## WHAT NEEDS TO BE DONE:
Keep the wording of every entry intact in your copy, and omit the pictures.

Page and application data records:
+---+

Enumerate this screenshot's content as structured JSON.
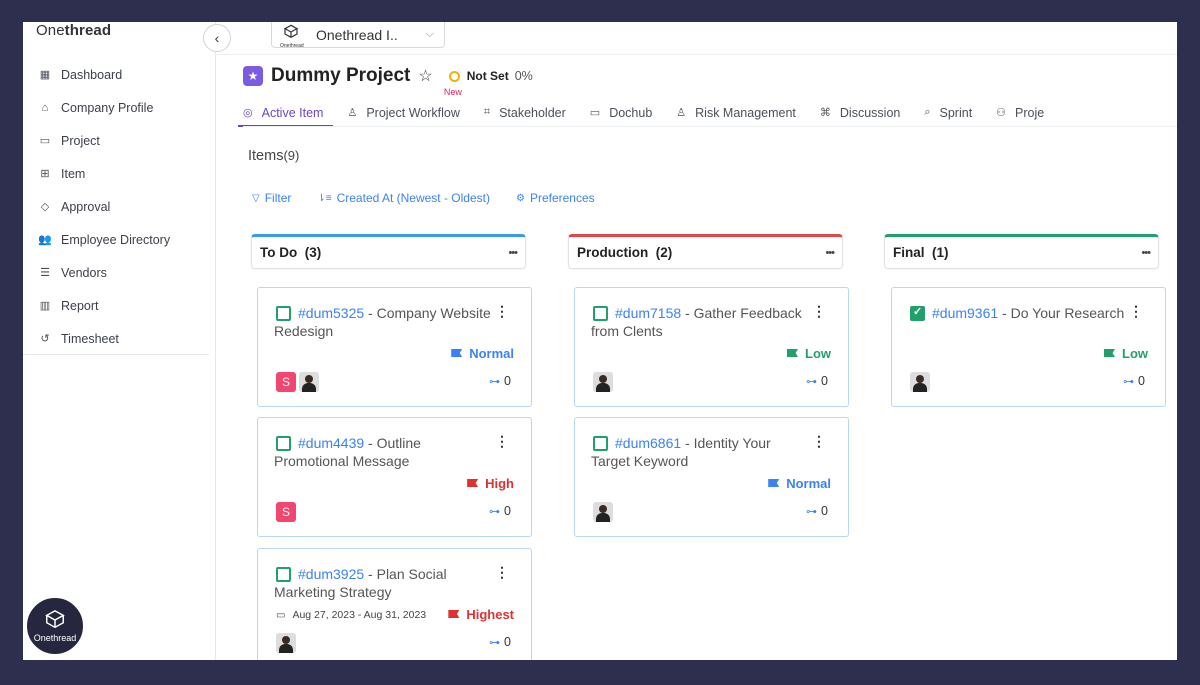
{
  "brand": {
    "name_a": "One",
    "name_b": "thread",
    "badge_label": "Onethread"
  },
  "workspace": {
    "name": "Onethread I..",
    "logo_caption": "Onethread"
  },
  "sidebar": {
    "items": [
      {
        "label": "Dashboard",
        "icon": "dashboard-icon"
      },
      {
        "label": "Company Profile",
        "icon": "building-icon"
      },
      {
        "label": "Project",
        "icon": "folder-icon"
      },
      {
        "label": "Item",
        "icon": "grid-icon"
      },
      {
        "label": "Approval",
        "icon": "shield-check-icon"
      },
      {
        "label": "Employee Directory",
        "icon": "users-icon"
      },
      {
        "label": "Vendors",
        "icon": "vendor-icon"
      },
      {
        "label": "Report",
        "icon": "bar-chart-icon"
      },
      {
        "label": "Timesheet",
        "icon": "clock-history-icon"
      }
    ]
  },
  "project": {
    "title": "Dummy Project",
    "status": "Not Set",
    "progress": "0%",
    "status_color": "#f0b400",
    "accent": "#7b5ce0"
  },
  "tabs": [
    {
      "label": "Active Item",
      "icon": "check-circle-icon",
      "active": true
    },
    {
      "label": "Project Workflow",
      "icon": "workflow-icon",
      "badge": "New"
    },
    {
      "label": "Stakeholder",
      "icon": "stakeholder-icon"
    },
    {
      "label": "Dochub",
      "icon": "folder-icon"
    },
    {
      "label": "Risk Management",
      "icon": "risk-icon"
    },
    {
      "label": "Discussion",
      "icon": "discussion-icon"
    },
    {
      "label": "Sprint",
      "icon": "search-icon"
    },
    {
      "label": "Proje",
      "icon": "project-icon"
    }
  ],
  "items": {
    "title": "Items",
    "count": "(9)"
  },
  "toolbar": {
    "filter": "Filter",
    "sort": "Created At (Newest - Oldest)",
    "preferences": "Preferences"
  },
  "columns": [
    {
      "name": "To Do",
      "count": "(3)",
      "color": "#3b9ae6"
    },
    {
      "name": "Production",
      "count": "(2)",
      "color": "#e04848"
    },
    {
      "name": "Final",
      "count": "(1)",
      "color": "#22a06b"
    }
  ],
  "cards": {
    "c1": {
      "code": "#dum5325",
      "title": " - Company Website Redesign",
      "priority": "Normal",
      "subtasks": "0"
    },
    "c2": {
      "code": "#dum4439",
      "title": " - Outline Promotional Message",
      "priority": "High",
      "subtasks": "0"
    },
    "c3": {
      "code": "#dum3925",
      "title": " - Plan Social Marketing Strategy",
      "priority": "Highest",
      "dates": "Aug 27, 2023 - Aug 31, 2023",
      "subtasks": "0"
    },
    "c4": {
      "code": "#dum7158",
      "title": " - Gather Feedback from Clents",
      "priority": "Low",
      "subtasks": "0"
    },
    "c5": {
      "code": "#dum6861",
      "title": " - Identity Your Target Keyword",
      "priority": "Normal",
      "subtasks": "0"
    },
    "c6": {
      "code": "#dum9361",
      "title": " - Do Your Research",
      "priority": "Low",
      "subtasks": "0",
      "done": true
    }
  },
  "avatar_initial": "S"
}
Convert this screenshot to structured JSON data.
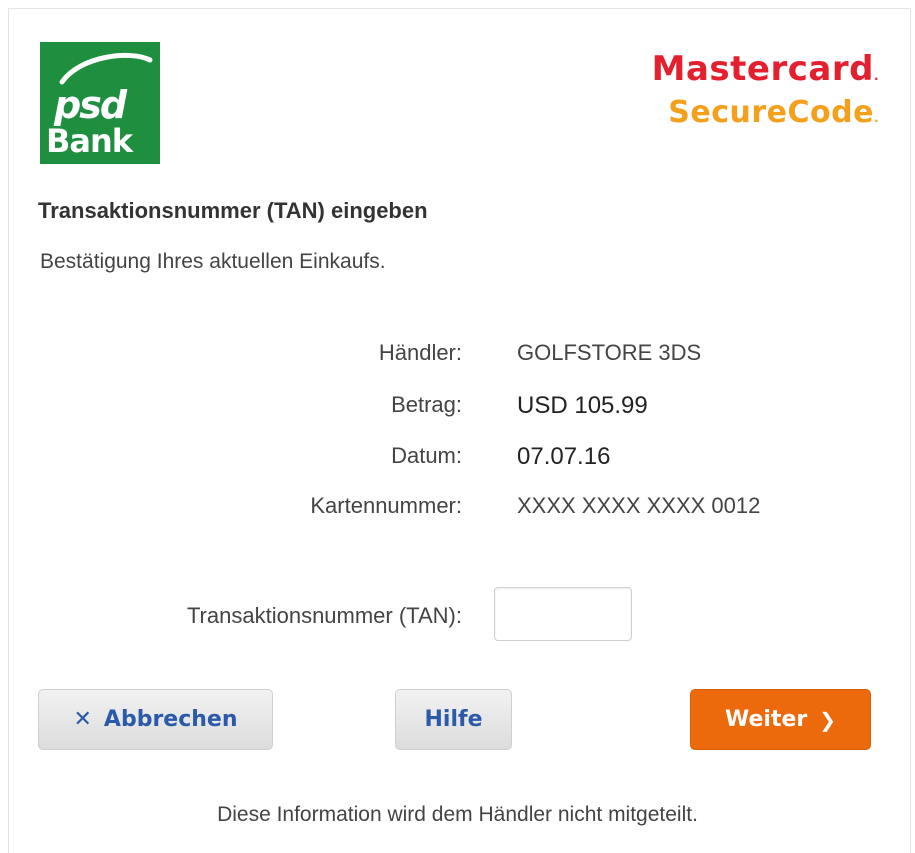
{
  "logo": {
    "word": "Bank",
    "mark": "psd",
    "color": "#1e8f3e"
  },
  "brand": {
    "line1": "Mastercard",
    "line2": "SecureCode",
    "line1_color": "#e4202f",
    "line2_color": "#f4a01c"
  },
  "title": "Transaktionsnummer (TAN) eingeben",
  "subtitle": "Bestätigung Ihres aktuellen Einkaufs.",
  "details": [
    {
      "label": "Händler:",
      "value": "GOLFSTORE 3DS"
    },
    {
      "label": "Betrag:",
      "value": "USD 105.99"
    },
    {
      "label": "Datum:",
      "value": "07.07.16"
    },
    {
      "label": "Kartennummer:",
      "value": "XXXX XXXX XXXX 0012"
    }
  ],
  "tan": {
    "label": "Transaktionsnummer (TAN):",
    "value": "",
    "placeholder": ""
  },
  "buttons": {
    "cancel": {
      "label": "Abbrechen",
      "icon": "close-icon"
    },
    "help": {
      "label": "Hilfe"
    },
    "next": {
      "label": "Weiter",
      "icon": "chevron-right-icon",
      "color": "#ec6a0c"
    }
  },
  "footer": "Diese Information wird dem Händler nicht mitgeteilt."
}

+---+

## EXPECTED OUTPUT:
Enumerate this screenshot's content as structured JSON.
{
  "brand": {
    "name_a": "One",
    "name_b": "thread",
    "badge_label": "Onethread"
  },
  "workspace": {
    "name": "Onethread I..",
    "logo_caption": "Onethread"
  },
  "sidebar": {
    "items": [
      {
        "label": "Dashboard",
        "icon": "dashboard-icon"
      },
      {
        "label": "Company Profile",
        "icon": "building-icon"
      },
      {
        "label": "Project",
        "icon": "folder-icon"
      },
      {
        "label": "Item",
        "icon": "grid-icon"
      },
      {
        "label": "Approval",
        "icon": "shield-check-icon"
      },
      {
        "label": "Employee Directory",
        "icon": "users-icon"
      },
      {
        "label": "Vendors",
        "icon": "vendor-icon"
      },
      {
        "label": "Report",
        "icon": "bar-chart-icon"
      },
      {
        "label": "Timesheet",
        "icon": "clock-history-icon"
      }
    ]
  },
  "project": {
    "title": "Dummy Project",
    "status": "Not Set",
    "progress": "0%",
    "status_color": "#f0b400",
    "accent": "#7b5ce0"
  },
  "tabs": [
    {
      "label": "Active Item",
      "icon": "check-circle-icon",
      "active": true
    },
    {
      "label": "Project Workflow",
      "icon": "workflow-icon",
      "badge": "New"
    },
    {
      "label": "Stakeholder",
      "icon": "stakeholder-icon"
    },
    {
      "label": "Dochub",
      "icon": "folder-icon"
    },
    {
      "label": "Risk Management",
      "icon": "risk-icon"
    },
    {
      "label": "Discussion",
      "icon": "discussion-icon"
    },
    {
      "label": "Sprint",
      "icon": "search-icon"
    },
    {
      "label": "Proje",
      "icon": "project-icon"
    }
  ],
  "items": {
    "title": "Items",
    "count": "(9)"
  },
  "toolbar": {
    "filter": "Filter",
    "sort": "Created At (Newest - Oldest)",
    "preferences": "Preferences"
  },
  "columns": [
    {
      "name": "To Do",
      "count": "(3)",
      "color": "#3b9ae6"
    },
    {
      "name": "Production",
      "count": "(2)",
      "color": "#e04848"
    },
    {
      "name": "Final",
      "count": "(1)",
      "color": "#22a06b"
    }
  ],
  "cards": {
    "c1": {
      "code": "#dum5325",
      "title": " - Company Website Redesign",
      "priority": "Normal",
      "subtasks": "0"
    },
    "c2": {
      "code": "#dum4439",
      "title": " - Outline Promotional Message",
      "priority": "High",
      "subtasks": "0"
    },
    "c3": {
      "code": "#dum3925",
      "title": " - Plan Social Marketing Strategy",
      "priority": "Highest",
      "dates": "Aug 27, 2023 - Aug 31, 2023",
      "subtasks": "0"
    },
    "c4": {
      "code": "#dum7158",
      "title": " - Gather Feedback from Clents",
      "priority": "Low",
      "subtasks": "0"
    },
    "c5": {
      "code": "#dum6861",
      "title": " - Identity Your Target Keyword",
      "priority": "Normal",
      "subtasks": "0"
    },
    "c6": {
      "code": "#dum9361",
      "title": " - Do Your Research",
      "priority": "Low",
      "subtasks": "0",
      "done": true
    }
  },
  "avatar_initial": "S"
}
Convert this screenshot to structured JSON data.
{
  "logo": {
    "word": "Bank",
    "mark": "psd",
    "color": "#1e8f3e"
  },
  "brand": {
    "line1": "Mastercard",
    "line2": "SecureCode",
    "line1_color": "#e4202f",
    "line2_color": "#f4a01c"
  },
  "title": "Transaktionsnummer (TAN) eingeben",
  "subtitle": "Bestätigung Ihres aktuellen Einkaufs.",
  "details": [
    {
      "label": "Händler:",
      "value": "GOLFSTORE 3DS"
    },
    {
      "label": "Betrag:",
      "value": "USD 105.99"
    },
    {
      "label": "Datum:",
      "value": "07.07.16"
    },
    {
      "label": "Kartennummer:",
      "value": "XXXX XXXX XXXX 0012"
    }
  ],
  "tan": {
    "label": "Transaktionsnummer (TAN):",
    "value": "",
    "placeholder": ""
  },
  "buttons": {
    "cancel": {
      "label": "Abbrechen",
      "icon": "close-icon"
    },
    "help": {
      "label": "Hilfe"
    },
    "next": {
      "label": "Weiter",
      "icon": "chevron-right-icon",
      "color": "#ec6a0c"
    }
  },
  "footer": "Diese Information wird dem Händler nicht mitgeteilt."
}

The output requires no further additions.